PORTLAND, Ore. — COVID-19 has claimed six more lives in Oregon, raising the state’s death toll to 716, the Oregon Health Authority reported at today November 6th.
Oregon Health Authority reported 770 new confirmed and presumptive cases of COVID-19 bringing the state total to 48,608.
The new cases are in the following counties: Baker (4), Benton (17), Clackamas (13), Clatsop (5), Columbia (5), Coos (6), Crook (5), Curry (6), Deschutes (38), Douglas (13), Grant (7), Harney (5), Hood River (1), Jackson (83), Jefferson (7), Josephine (5), Klamath (5), Lake (1), Lane (40), Lincoln (3), Linn 10), Malheur (16), Marion (77), Morrow (4), Multnomah (199), Polk (15), Umatilla (37), Union (8), Washington (120), and Yamhill (15).
Governor Brown announces a “two-week pause” in five counties
At a press conference today, November 6th, Governor Kate Brown announced new measures pausing social activities to help stop the rapid spread of COVID-19 in counties where community transmission is on the rise.
These measures will be in effect for two weeks, from Nov. 11 through Nov. 25, for Malheur, Marion, Multnomah, Jackson and Umatilla counties. Based on increasing statewide case counts, as well as increased sporadic case rates in these five counties, the new measures aim to reduce spread and save lives.
The pause will be instituted in counties with a case rate above 200 per 100,000 people over a two-week period, or more than 60 cases over a two-week period for counties with less than 30,000 people. These measures replace the County Watch List process that started in July.
The Oregon Health Authority will examine the COVID-19 metrics on five additional counties – Washington, Baker, Union, Clackamas, and Linn – on Monday to determine whether those counties will be added to the two-week pause. The measures include:
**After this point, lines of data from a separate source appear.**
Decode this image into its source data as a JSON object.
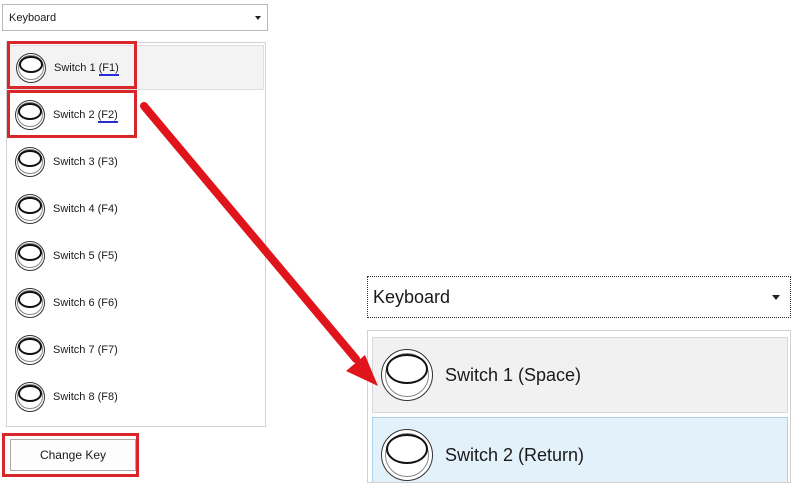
{
  "device_dropdown": {
    "value": "Keyboard"
  },
  "switches": [
    {
      "label": "Switch 1",
      "key": "(F1)"
    },
    {
      "label": "Switch 2",
      "key": "(F2)"
    },
    {
      "label": "Switch 3",
      "key": "(F3)"
    },
    {
      "label": "Switch 4",
      "key": "(F4)"
    },
    {
      "label": "Switch 5",
      "key": "(F5)"
    },
    {
      "label": "Switch 6",
      "key": "(F6)"
    },
    {
      "label": "Switch 7",
      "key": "(F7)"
    },
    {
      "label": "Switch 8",
      "key": "(F8)"
    }
  ],
  "change_key_button": {
    "label": "Change Key"
  },
  "zoom_view": {
    "dropdown_value": "Keyboard",
    "items": [
      {
        "label": "Switch 1 (Space)"
      },
      {
        "label": "Switch 2 (Return)"
      }
    ]
  },
  "colors": {
    "highlight": "#d9262b",
    "arrow": "#e0141b",
    "key_underline": "#2b2bd6",
    "focus_fill": "#e3f1fa"
  }
}
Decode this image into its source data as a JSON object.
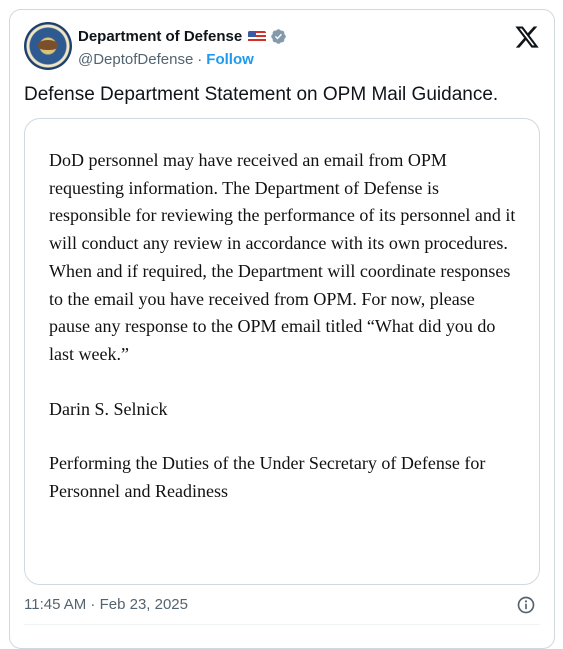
{
  "account": {
    "display_name": "Department of Defense",
    "flag_icon": "us-flag-icon",
    "handle": "@DeptofDefense",
    "separator": "·",
    "follow_label": "Follow",
    "verified_color": "#829aab"
  },
  "tweet": {
    "text": "Defense Department Statement on OPM Mail Guidance.",
    "timestamp": "11:45 AM · Feb 23, 2025"
  },
  "statement": {
    "paragraph_1": "DoD personnel may have received an email from OPM requesting information. The Department of Defense is responsible for reviewing the performance of its personnel and it will conduct any review in accordance with its own procedures. When and if required, the Department will coordinate responses to the email you have received from OPM. For now, please pause any response to the OPM email titled “What did you do last week.”",
    "signatory": "Darin S. Selnick",
    "title": "Performing the Duties of the Under Secretary of Defense for Personnel and Readiness"
  },
  "colors": {
    "link": "#1d9bf0",
    "muted": "#536471",
    "border": "#cfd9de"
  }
}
- Urging all businesses to mandate work from home to the greatest extent possible.
- Pausing long-term care facility visits that take place indoors to protect staff and residents.
- Reducing maximum restaurant capacity to 50 people (including customers and staff) for indoor dining, with a maximum party size of six. Continuing to encourage outdoor dining and take out.
- Reducing the maximum capacity of other indoor activities to 50 people (includes gyms, fitness organizations/studios, bowling alleys, ice rinks, indoor sports, pools, and museums).
- Limiting social gatherings to your household, or no more than six people if the gathering includes those from outside your household, reducing the frequency of those social gatherings, and keeping the same six people in your social gathering circle.
OHA Public Health Director Rachael Banks shared an example of the sort of spread that’s occurring at small gatherings, as seen in the graphic below.
Masking up: What works for you?
Correctly wearing a face covering remains one of the most effective tools in preventing spread of COVID-19. But face coverings can sometimes be a struggle, and each of our struggles with it is as unique as our own face. Some difficulties we’ve heard are foggy glasses, pinched ears and masks slipping down noses.
We’d like to hear your tricks and tips for making a mask or face covering work for you. Please share your ideas with us at this link by noon Tuesday, Nov. 17, and we’ll publish some in an upcoming Coronavirus Update.
Coverage information for uninsured Oregonians
Do you need health insurance? Many Oregonians who are uninsured may qualify for the Oregon Health Plan (OHP) or for help paying for coverage through the Marketplace. Oregon’s Marketplace open enrollment runs from Nov. 1 through Dec. 15 and is the only time of year many people can buy private health insurance. If you have recently lost a job or insurance through your employer, have experienced a change in income, or had other major life changes, you are eligible to sign up for health insurance plans through the Marketplace for a 60-day special enrollment period after a qualifying event such as job loss.